**EXERCISE INSTRUCTIONS**
Retype every entry exactly, character for character.

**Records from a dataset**
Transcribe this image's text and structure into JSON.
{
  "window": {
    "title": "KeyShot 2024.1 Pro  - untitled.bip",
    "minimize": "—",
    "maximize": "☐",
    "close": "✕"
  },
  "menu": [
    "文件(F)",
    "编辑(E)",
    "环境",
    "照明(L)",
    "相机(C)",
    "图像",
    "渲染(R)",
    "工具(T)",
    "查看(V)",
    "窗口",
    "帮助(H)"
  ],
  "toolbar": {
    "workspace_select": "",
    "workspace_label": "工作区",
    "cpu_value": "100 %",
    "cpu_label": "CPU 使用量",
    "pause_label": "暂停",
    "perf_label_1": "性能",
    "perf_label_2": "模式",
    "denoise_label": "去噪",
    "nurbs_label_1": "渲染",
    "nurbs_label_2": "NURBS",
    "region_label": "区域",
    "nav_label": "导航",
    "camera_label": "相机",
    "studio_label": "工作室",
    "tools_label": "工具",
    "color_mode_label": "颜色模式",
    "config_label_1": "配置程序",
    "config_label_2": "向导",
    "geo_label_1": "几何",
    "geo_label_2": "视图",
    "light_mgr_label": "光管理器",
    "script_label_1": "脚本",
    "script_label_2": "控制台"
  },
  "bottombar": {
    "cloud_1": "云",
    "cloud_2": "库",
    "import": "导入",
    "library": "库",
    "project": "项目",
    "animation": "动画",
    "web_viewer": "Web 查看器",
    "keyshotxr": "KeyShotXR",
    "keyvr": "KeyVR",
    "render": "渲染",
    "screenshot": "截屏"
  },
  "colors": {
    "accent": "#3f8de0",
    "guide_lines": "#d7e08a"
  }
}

**SOLUTION TO THIS EXERCISE**
Transcribe this image's text and structure into JSON.
{
  "window": {
    "title": "KeyShot 2024.1 Pro  - untitled.bip",
    "minimize": "—",
    "maximize": "☐",
    "close": "✕"
  },
  "menu": [
    "文件(F)",
    "编辑(E)",
    "环境",
    "照明(L)",
    "相机(C)",
    "图像",
    "渲染(R)",
    "工具(T)",
    "查看(V)",
    "窗口",
    "帮助(H)"
  ],
  "toolbar": {
    "workspace_select": "",
    "workspace_label": "工作区",
    "cpu_value": "100 %",
    "cpu_label": "CPU 使用量",
    "pause_label": "暂停",
    "perf_label_1": "性能",
    "perf_label_2": "模式",
    "denoise_label": "去噪",
    "nurbs_label_1": "渲染",
    "nurbs_label_2": "NURBS",
    "region_label": "区域",
    "nav_label": "导航",
    "camera_label": "相机",
    "studio_label": "工作室",
    "tools_label": "工具",
    "color_mode_label": "颜色模式",
    "config_label_1": "配置程序",
    "config_label_2": "向导",
    "geo_label_1": "几何",
    "geo_label_2": "视图",
    "light_mgr_label": "光管理器",
    "script_label_1": "脚本",
    "script_label_2": "控制台"
  },
  "bottombar": {
    "cloud_1": "云",
    "cloud_2": "库",
    "import": "导入",
    "library": "库",
    "project": "项目",
    "animation": "动画",
    "web_viewer": "Web 查看器",
    "keyshotxr": "KeyShotXR",
    "keyvr": "KeyVR",
    "render": "渲染",
    "screenshot": "截屏"
  },
  "colors": {
    "accent": "#3f8de0",
    "guide_lines": "#d7e08a"
  }
}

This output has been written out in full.